Monday, December 5, 2011

Electricity in Ecuador

While poking around the wide world web ahead of an upcoming trip to Ecuador, I found a slideshare showing ways electricity is used there. Love that the author shared the visual story.

She reports that a typical monthly power bill in the Amazon is $15 on an average salary of $250. I imagine that in a place with so much diversity in income and living conditions, averages just begin to shed light on how things are, yet they are still telling.


  1. Awesome! And more sharing... a friend is working on personal solar power in India. Please check it out...

  2. Tamara, what a great culture window into how another culture interacts with electricity. How they use it, what they have to do to use it, how much they pay, and how they pay. It all really highlights for me how much we take electricity for granted - including almost constant access to it, and a disconnection to the impacts of where it is generated.

  3. Well, I feel like a spoiled rotten princess now. Good to be reminded of how easy things are here in the states, even for those who don't have much.
    I cannot wait to read about your experience in Ecuador!

  4. Thanks for the comments.In the City CFL's and occupancy sensors that prevent wasted power are so normal that they just fade into the background. Out on the island, we had power from a diesel generator, but it wasn't kept on all the time. Living like that is not difficult, but it sure makes you appreciate the bright lights and hot water that we take for granted up north.
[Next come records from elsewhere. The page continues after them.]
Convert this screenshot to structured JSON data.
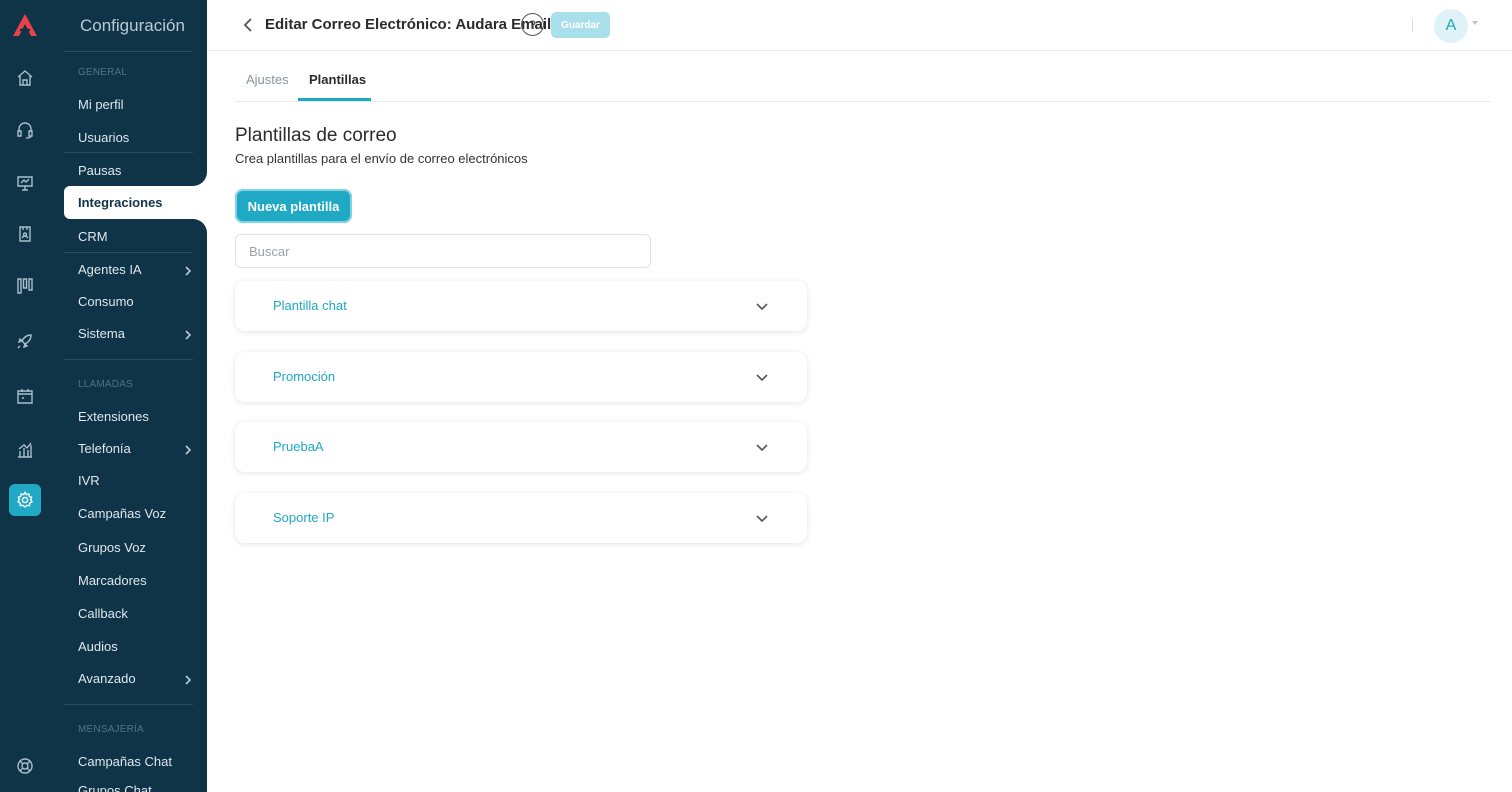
{
  "panel": {
    "title": "Configuración",
    "sections": {
      "general": "GENERAL",
      "llamadas": "LLAMADAS",
      "mensajeria": "MENSAJERÍA"
    },
    "items": {
      "mi_perfil": "Mi perfil",
      "usuarios": "Usuarios",
      "pausas": "Pausas",
      "integraciones": "Integraciones",
      "crm": "CRM",
      "agentes_ia": "Agentes IA",
      "consumo": "Consumo",
      "sistema": "Sistema",
      "extensiones": "Extensiones",
      "telefonia": "Telefonía",
      "ivr": "IVR",
      "campanas_voz": "Campañas Voz",
      "grupos_voz": "Grupos Voz",
      "marcadores": "Marcadores",
      "callback": "Callback",
      "audios": "Audios",
      "avanzado": "Avanzado",
      "campanas_chat": "Campañas Chat",
      "grupos_chat": "Grupos Chat"
    }
  },
  "header": {
    "title": "Editar Correo Electrónico: Audara Email",
    "help": "?",
    "save_label": "Guardar",
    "avatar_initial": "A"
  },
  "tabs": {
    "ajustes": "Ajustes",
    "plantillas": "Plantillas"
  },
  "main": {
    "heading": "Plantillas de correo",
    "subtitle": "Crea plantillas para el envío de correo electrónicos",
    "new_button": "Nueva plantilla",
    "search_placeholder": "Buscar",
    "templates": [
      "Plantilla chat",
      "Promoción",
      "PruebaA",
      "Soporte IP"
    ]
  },
  "colors": {
    "sidebar": "#0f3347",
    "accent": "#1fa9c4",
    "save_disabled": "#a9dfea"
  },
  "icons": [
    "audara-logo-icon",
    "home-icon",
    "headset-icon",
    "monitor-icon",
    "contacts-book-icon",
    "kanban-icon",
    "rocket-icon",
    "calendar-icon",
    "chart-icon",
    "gear-icon",
    "support-icon"
  ]
}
  5. What I find fascinating is how adaptable we are - both how quickly we take things for granted and how when we have to do without, that too can become normal. I grew up off the grid, with battery powered flashlights (batteries got charged at G'ma and G'pa's house, which is also where we did laundry, and froze gallon jugs of water to put in the ice box) and kerosene lanterns. When I was seven we got solar panels, a twelve volt fridge and some lights. I like my hot showers and the ability to study late into the night with good light as much as the next person, but I know I could adapt if I needed to.
    Looking forward to hearing more about your trip!
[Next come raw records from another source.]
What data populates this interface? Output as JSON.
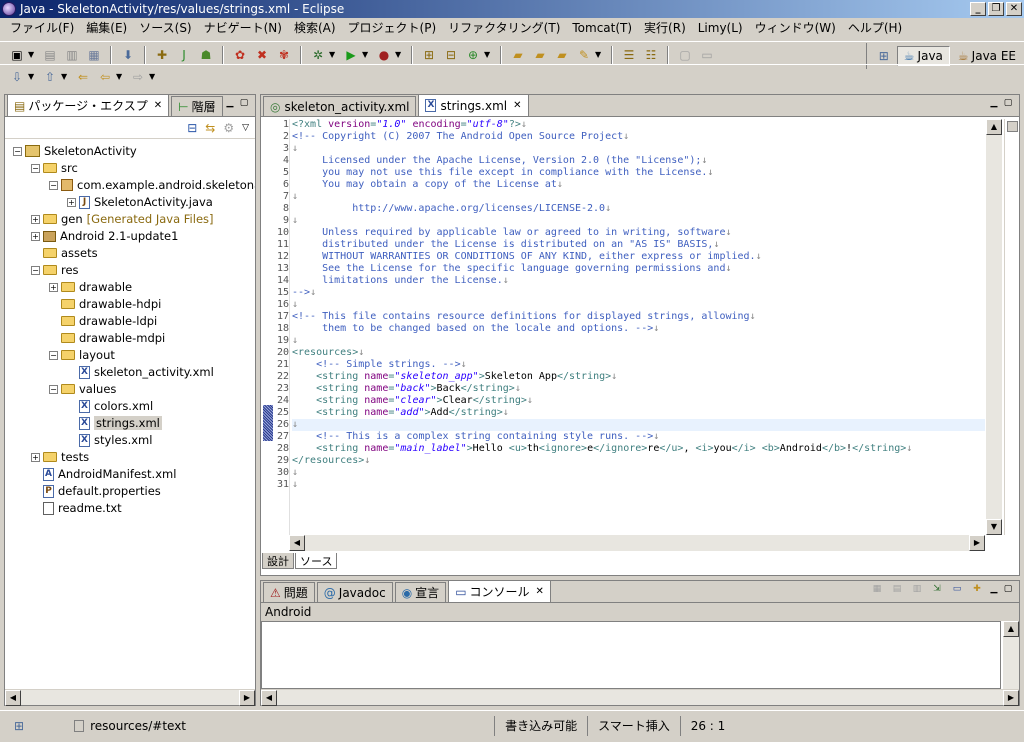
{
  "window": {
    "title": "Java - SkeletonActivity/res/values/strings.xml - Eclipse",
    "controls": [
      "_",
      "❐",
      "✕"
    ]
  },
  "menu": [
    "ファイル(F)",
    "編集(E)",
    "ソース(S)",
    "ナビゲート(N)",
    "検索(A)",
    "プロジェクト(P)",
    "リファクタリング(T)",
    "Tomcat(T)",
    "実行(R)",
    "Limy(L)",
    "ウィンドウ(W)",
    "ヘルプ(H)"
  ],
  "perspectives": {
    "java": "Java",
    "javaee": "Java EE"
  },
  "package_explorer": {
    "tab_label": "パッケージ・エクスプ",
    "hierarchy_tab": "階層",
    "tree": [
      {
        "label": "SkeletonActivity",
        "icon": "project-icon",
        "expander": "−"
      },
      {
        "label": "src",
        "icon": "source-folder-icon",
        "expander": "−"
      },
      {
        "label": "com.example.android.skeletonapp",
        "icon": "package-icon",
        "expander": "−"
      },
      {
        "label": "SkeletonActivity.java",
        "icon": "java-file-icon",
        "expander": "+"
      },
      {
        "label": "gen",
        "note": "[Generated Java Files]",
        "icon": "source-folder-icon",
        "expander": "+"
      },
      {
        "label": "Android 2.1-update1",
        "icon": "library-icon",
        "expander": "+"
      },
      {
        "label": "assets",
        "icon": "folder-icon",
        "expander": ""
      },
      {
        "label": "res",
        "icon": "folder-icon",
        "expander": "−"
      },
      {
        "label": "drawable",
        "icon": "folder-icon",
        "expander": "+"
      },
      {
        "label": "drawable-hdpi",
        "icon": "folder-icon",
        "expander": ""
      },
      {
        "label": "drawable-ldpi",
        "icon": "folder-icon",
        "expander": ""
      },
      {
        "label": "drawable-mdpi",
        "icon": "folder-icon",
        "expander": ""
      },
      {
        "label": "layout",
        "icon": "folder-icon",
        "expander": "−"
      },
      {
        "label": "skeleton_activity.xml",
        "icon": "xml-file-icon",
        "expander": ""
      },
      {
        "label": "values",
        "icon": "folder-icon",
        "expander": "−"
      },
      {
        "label": "colors.xml",
        "icon": "xml-file-icon",
        "expander": ""
      },
      {
        "label": "strings.xml",
        "icon": "xml-file-icon",
        "expander": "",
        "selected": true
      },
      {
        "label": "styles.xml",
        "icon": "xml-file-icon",
        "expander": ""
      },
      {
        "label": "tests",
        "icon": "folder-icon",
        "expander": "+"
      },
      {
        "label": "AndroidManifest.xml",
        "icon": "manifest-file-icon",
        "expander": ""
      },
      {
        "label": "default.properties",
        "icon": "properties-file-icon",
        "expander": ""
      },
      {
        "label": "readme.txt",
        "icon": "text-file-icon",
        "expander": ""
      }
    ]
  },
  "editor": {
    "tabs": [
      {
        "label": "skeleton_activity.xml",
        "active": false
      },
      {
        "label": "strings.xml",
        "active": true
      }
    ],
    "bottom_tabs": [
      "設計",
      "ソース"
    ],
    "line_numbers": [
      "1",
      "2",
      "3",
      "4",
      "5",
      "6",
      "7",
      "8",
      "9",
      "10",
      "11",
      "12",
      "13",
      "14",
      "15",
      "16",
      "17",
      "18",
      "19",
      "20",
      "21",
      "22",
      "23",
      "24",
      "25",
      "26",
      "27",
      "28",
      "29",
      "30",
      "31"
    ],
    "current_line": 26,
    "lines": [
      "<?xml version=\"1.0\" encoding=\"utf-8\"?>",
      "<!-- Copyright (C) 2007 The Android Open Source Project",
      "",
      "     Licensed under the Apache License, Version 2.0 (the \"License\");",
      "     you may not use this file except in compliance with the License.",
      "     You may obtain a copy of the License at",
      "",
      "          http://www.apache.org/licenses/LICENSE-2.0",
      "",
      "     Unless required by applicable law or agreed to in writing, software",
      "     distributed under the License is distributed on an \"AS IS\" BASIS,",
      "     WITHOUT WARRANTIES OR CONDITIONS OF ANY KIND, either express or implied.",
      "     See the License for the specific language governing permissions and",
      "     limitations under the License.",
      "-->",
      "",
      "<!-- This file contains resource definitions for displayed strings, allowing",
      "     them to be changed based on the locale and options. -->",
      "",
      "<resources>",
      "    <!-- Simple strings. -->",
      "    <string name=\"skeleton_app\">Skeleton App</string>",
      "    <string name=\"back\">Back</string>",
      "    <string name=\"clear\">Clear</string>",
      "    <string name=\"add\">Add</string>",
      "",
      "    <!-- This is a complex string containing style runs. -->",
      "    <string name=\"main_label\">Hello <u>th<ignore>e</ignore>re</u>, <i>you</i> <b>Android</b>!</string>",
      "</resources>",
      "",
      ""
    ]
  },
  "console_panel": {
    "tabs": [
      {
        "label": "問題",
        "icon": "problems-icon"
      },
      {
        "label": "Javadoc",
        "icon": "javadoc-icon"
      },
      {
        "label": "宣言",
        "icon": "declaration-icon"
      },
      {
        "label": "コンソール",
        "icon": "console-icon",
        "active": true
      }
    ],
    "console_name": "Android"
  },
  "status_bar": {
    "path": "resources/#text",
    "writable": "書き込み可能",
    "insert_mode": "スマート挿入",
    "position": "26 : 1"
  }
}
  6. The idea of solar power has been around for some time, but it’s never been considered a practical means for satisfying the world’s energy needs. But as better methods for capturing and converting the sun’s rays into usable energy are developed, solar power is becoming widely adopted crossways many countries. diesel generator for sale.
    Here’s a look at a few countries making the most use of solar power.